What showed up was a 594 total-yard attack from the Cavs, who were ranked No. 6 in the Class 3A state poll before Friday night’s victory.
“They’re a big play team,” said Carlinville head coach Chad Easterday, whose team is 6-0. “We wanted to keep the pressure on (Southwestern quarterback Caleb Robinson) so he couldn’t make the big play. We wanted to get him off his spot. We didn’t want him to sit there and be real comfortable in the pocket. We were willing to give up a few pass yards in order to make that happen in the long run.”
Still, the Carlinville defense held Robinson to 6-of-23 in completions for 85 yards.

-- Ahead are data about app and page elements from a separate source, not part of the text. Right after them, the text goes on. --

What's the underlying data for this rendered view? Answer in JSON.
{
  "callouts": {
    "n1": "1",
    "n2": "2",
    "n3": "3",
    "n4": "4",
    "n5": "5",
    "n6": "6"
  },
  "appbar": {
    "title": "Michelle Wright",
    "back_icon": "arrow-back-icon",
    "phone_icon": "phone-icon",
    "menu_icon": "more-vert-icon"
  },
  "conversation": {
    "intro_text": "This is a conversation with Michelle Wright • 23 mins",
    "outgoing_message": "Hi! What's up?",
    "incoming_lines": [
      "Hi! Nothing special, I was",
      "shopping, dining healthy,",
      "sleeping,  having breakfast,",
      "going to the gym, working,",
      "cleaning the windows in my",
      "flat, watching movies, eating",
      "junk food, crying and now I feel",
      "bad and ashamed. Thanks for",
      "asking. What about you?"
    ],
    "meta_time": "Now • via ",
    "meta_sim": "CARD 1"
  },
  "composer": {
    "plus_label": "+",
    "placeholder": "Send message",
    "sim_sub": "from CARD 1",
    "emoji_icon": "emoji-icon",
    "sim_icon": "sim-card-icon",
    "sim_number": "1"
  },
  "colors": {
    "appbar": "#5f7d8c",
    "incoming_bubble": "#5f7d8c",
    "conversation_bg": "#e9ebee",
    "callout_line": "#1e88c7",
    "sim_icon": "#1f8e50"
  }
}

Of that, 64 of those yards came on three catches by receiver Ben Lowis, including a 30-plus-yard shoestring grab in the second corner along the sideline while fighting a pass interference penalty.
“I wish that kid would have played football before his senior year,” Southwestern head coach Aaron Fricke said of Lowis’ breakout season. “He had never played football in his life. He’s still developing. We’ve got a couple games left, and I wouldn’t be surprised if he put up some big numbers.”
The Birds threatened to score multiple times, but were held by Carlinville’s stingy offense. Robinson was picked off twice late in the game on Carlinville’s goal line, both by Kyle Dixon covering Southwestern’s Justin Bailey, who collected a red zone interception of his own on defense.
Ethan Wallace led the ground game for Carlinville with 181 yards on 10 carries, while teammate Colton Delong ran the ball 11 times for 122 yards and one touchdown.
Quarterback Jarret Easterday put up 254 yards on 17 completions with two touchdowns, including one of 55 yards to Dixon and one of 59 yards to Jake Ambuel. Dixon had 126 yards on 10 receptions to compliment his two red zone interceptions. Ambuel had four receptions for 89 yards.
Wallace had a pair of touchdowns, including an 84-yard run in the second quarter. He also opened the scoring in the first quarter with an 8-yard run, followed by a two-point conversion pass from Easterday to A.J. Chapman.
In the second quarter, Easterday hooked up with Ambuel on their TD pass with 11:20 remaining. Matt Schmidt’s PAT kick made it 15-0. Then came Wallace’s long TD run, but the two-point conversion attempt failed.
Easterday hit Dixon with his long TD pass with eight seconds left in the half to make it 28-0.
In the third quarter, DeLong scored on a 12-yard run and Schmidt’s PAT capped the scoring.
Fricke said the potential for his Birds is still there for his team, who won the season’s first two games running a high-powered offense. Friday, the Piasa Birds had 164 yards of total offense.
“We were winning at halftime against Vandalia last week, and they’re a darn good team,” Fricke said. “I think the possibility is there, but you almost have to play a perfect game against schools like this. We didn’t play very well tonight, but again, you’re playing a top school, so it’s tough.”